- REQUIRED ACTION:
An exact copy of all the data, minus the images, is required.

- DATA FOR REVIEW:
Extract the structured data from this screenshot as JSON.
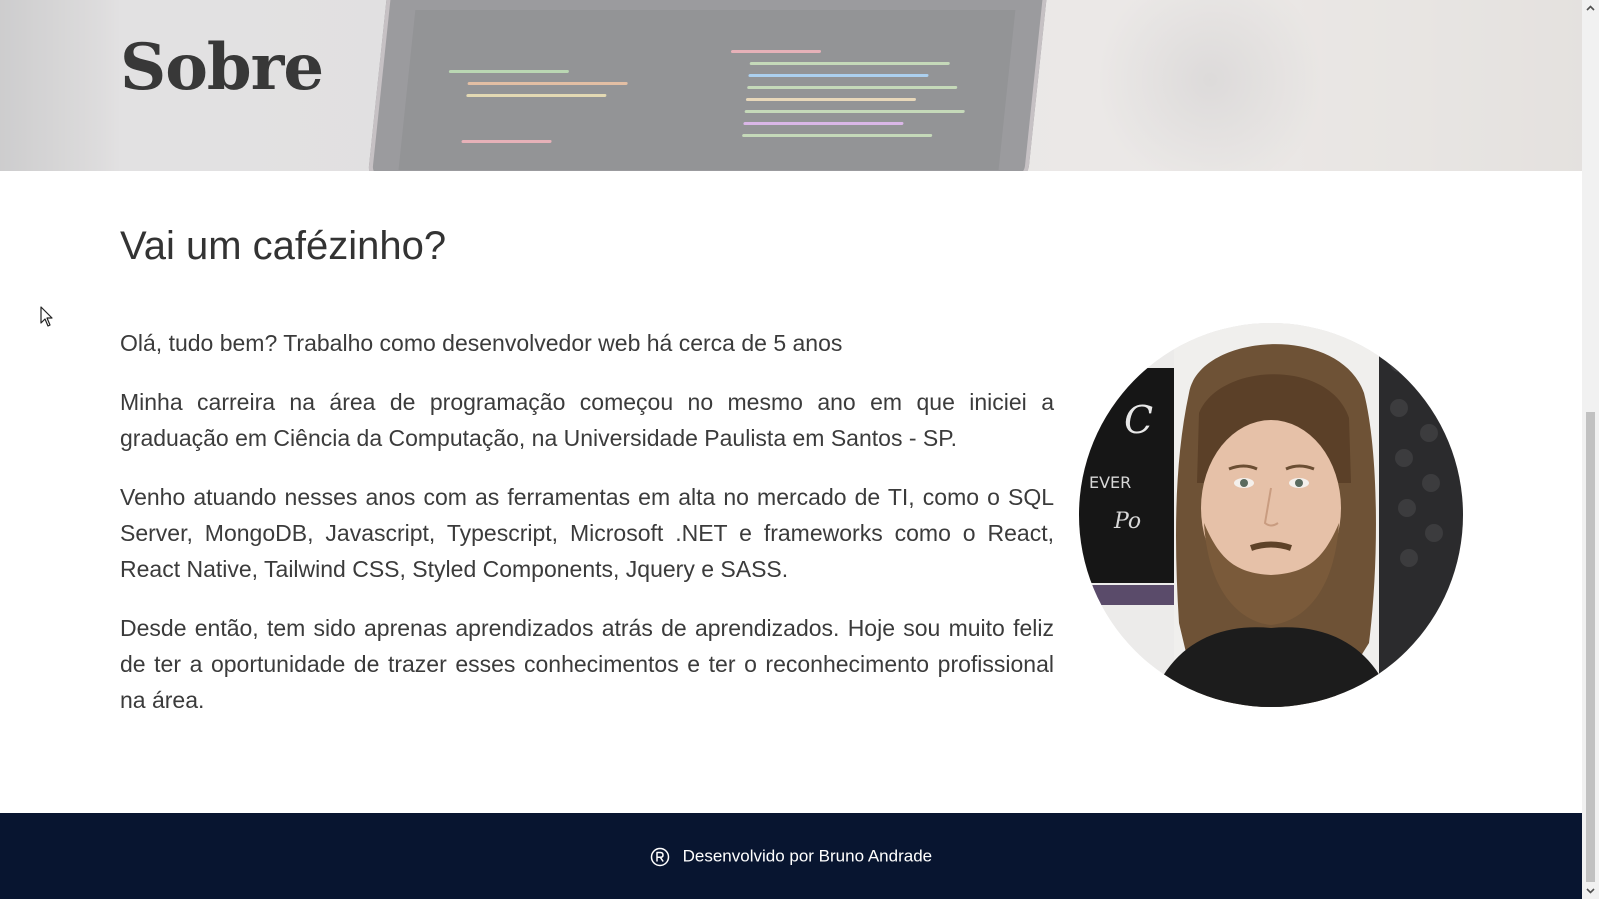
{
  "hero": {
    "title": "Sobre"
  },
  "about": {
    "heading": "Vai um cafézinho?",
    "paragraphs": [
      "Olá, tudo bem? Trabalho como desenvolvedor web há cerca de 5 anos",
      "Minha carreira na área de programação começou no mesmo ano em que iniciei a graduação em Ciência da Computação, na Universidade Paulista em Santos - SP.",
      "Venho atuando nesses anos com as ferramentas em alta no mercado de TI, como o SQL Server, MongoDB, Javascript, Typescript, Microsoft .NET e frameworks como o React, React Native, Tailwind CSS, Styled Components, Jquery e SASS.",
      "Desde então, tem sido aprenas aprendizados atrás de aprendizados. Hoje sou muito feliz de ter a oportunidade de trazer esses conhecimentos e ter o reconhecimento profissional na área."
    ]
  },
  "footer": {
    "icon": "registered-icon",
    "text": "Desenvolvido por Bruno Andrade"
  },
  "colors": {
    "footer_bg": "#081530",
    "text": "#3b3b3b"
  }
}
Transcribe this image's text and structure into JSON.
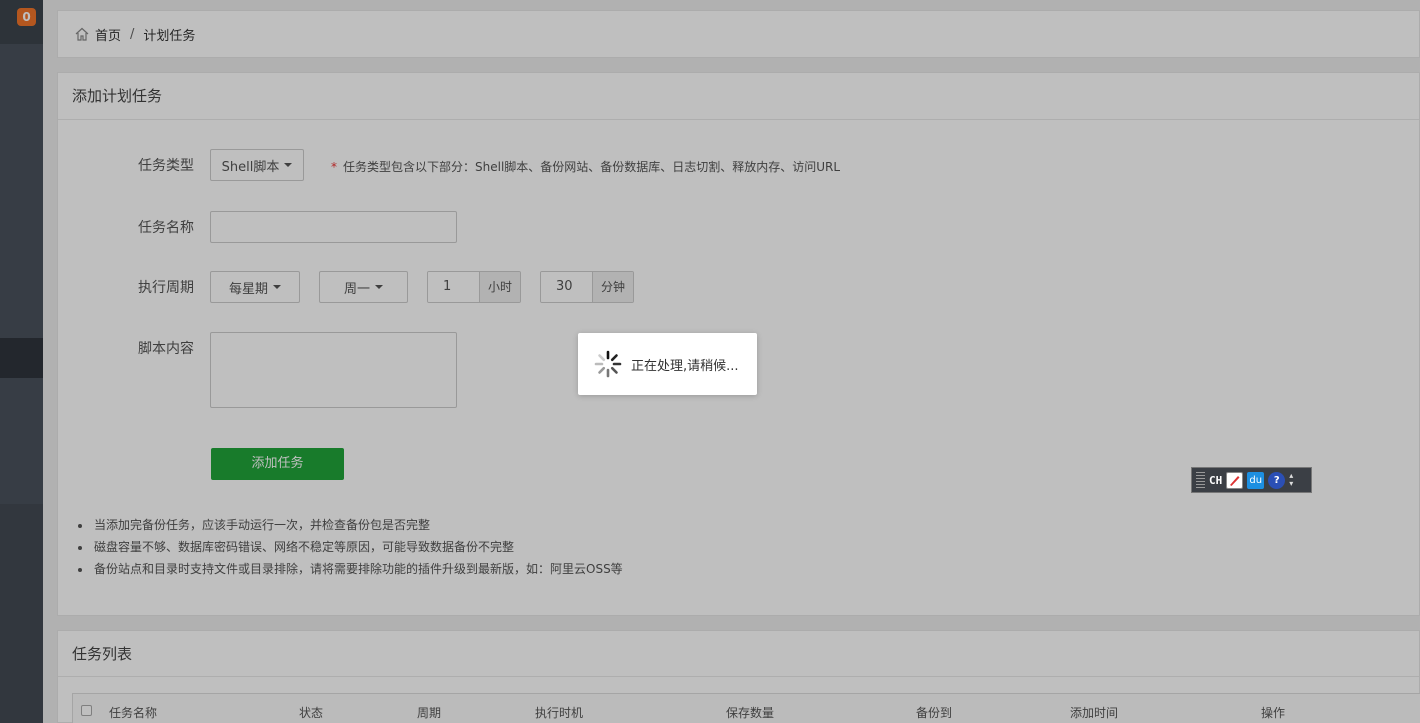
{
  "sidebar": {
    "badge_count": "0"
  },
  "breadcrumb": {
    "home": "首页",
    "separator": "/",
    "current": "计划任务"
  },
  "form": {
    "title": "添加计划任务",
    "task_type_label": "任务类型",
    "task_type_value": "Shell脚本",
    "task_type_hint_star": "*",
    "task_type_hint": "任务类型包含以下部分：Shell脚本、备份网站、备份数据库、日志切割、释放内存、访问URL",
    "task_name_label": "任务名称",
    "task_name_value": "",
    "period_label": "执行周期",
    "period_type": "每星期",
    "period_day": "周一",
    "hour_value": "1",
    "hour_unit": "小时",
    "minute_value": "30",
    "minute_unit": "分钟",
    "script_label": "脚本内容",
    "script_value": "",
    "submit_label": "添加任务"
  },
  "notes": [
    "当添加完备份任务，应该手动运行一次，并检查备份包是否完整",
    "磁盘容量不够、数据库密码错误、网络不稳定等原因，可能导致数据备份不完整",
    "备份站点和目录时支持文件或目录排除，请将需要排除功能的插件升级到最新版，如：阿里云OSS等"
  ],
  "task_list": {
    "title": "任务列表",
    "columns": [
      "任务名称",
      "状态",
      "周期",
      "执行时机",
      "保存数量",
      "备份到",
      "添加时间",
      "操作"
    ]
  },
  "loading": {
    "text": "正在处理,请稍候..."
  },
  "ime_bar": {
    "lang": "CH",
    "du_label": "du",
    "help_label": "?"
  },
  "colors": {
    "primary_green": "#20a53a",
    "badge_orange": "#f0752a",
    "required_red": "#e33333"
  }
}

- WRITTEN ANSWER:
Extract the structured data from this screenshot as JSON.
{
  "hero": {
    "title": "Sobre"
  },
  "about": {
    "heading": "Vai um cafézinho?",
    "paragraphs": [
      "Olá, tudo bem? Trabalho como desenvolvedor web há cerca de 5 anos",
      "Minha carreira na área de programação começou no mesmo ano em que iniciei a graduação em Ciência da Computação, na Universidade Paulista em Santos - SP.",
      "Venho atuando nesses anos com as ferramentas em alta no mercado de TI, como o SQL Server, MongoDB, Javascript, Typescript, Microsoft .NET e frameworks como o React, React Native, Tailwind CSS, Styled Components, Jquery e SASS.",
      "Desde então, tem sido aprenas aprendizados atrás de aprendizados. Hoje sou muito feliz de ter a oportunidade de trazer esses conhecimentos e ter o reconhecimento profissional na área."
    ]
  },
  "footer": {
    "icon": "registered-icon",
    "text": "Desenvolvido por Bruno Andrade"
  },
  "colors": {
    "footer_bg": "#081530",
    "text": "#3b3b3b"
  }
}
Transcribe this image's text and structure into JSON.
{
  "sidebar": {
    "badge_count": "0"
  },
  "breadcrumb": {
    "home": "首页",
    "separator": "/",
    "current": "计划任务"
  },
  "form": {
    "title": "添加计划任务",
    "task_type_label": "任务类型",
    "task_type_value": "Shell脚本",
    "task_type_hint_star": "*",
    "task_type_hint": "任务类型包含以下部分：Shell脚本、备份网站、备份数据库、日志切割、释放内存、访问URL",
    "task_name_label": "任务名称",
    "task_name_value": "",
    "period_label": "执行周期",
    "period_type": "每星期",
    "period_day": "周一",
    "hour_value": "1",
    "hour_unit": "小时",
    "minute_value": "30",
    "minute_unit": "分钟",
    "script_label": "脚本内容",
    "script_value": "",
    "submit_label": "添加任务"
  },
  "notes": [
    "当添加完备份任务，应该手动运行一次，并检查备份包是否完整",
    "磁盘容量不够、数据库密码错误、网络不稳定等原因，可能导致数据备份不完整",
    "备份站点和目录时支持文件或目录排除，请将需要排除功能的插件升级到最新版，如：阿里云OSS等"
  ],
  "task_list": {
    "title": "任务列表",
    "columns": [
      "任务名称",
      "状态",
      "周期",
      "执行时机",
      "保存数量",
      "备份到",
      "添加时间",
      "操作"
    ]
  },
  "loading": {
    "text": "正在处理,请稍候..."
  },
  "ime_bar": {
    "lang": "CH",
    "du_label": "du",
    "help_label": "?"
  },
  "colors": {
    "primary_green": "#20a53a",
    "badge_orange": "#f0752a",
    "required_red": "#e33333"
  }
}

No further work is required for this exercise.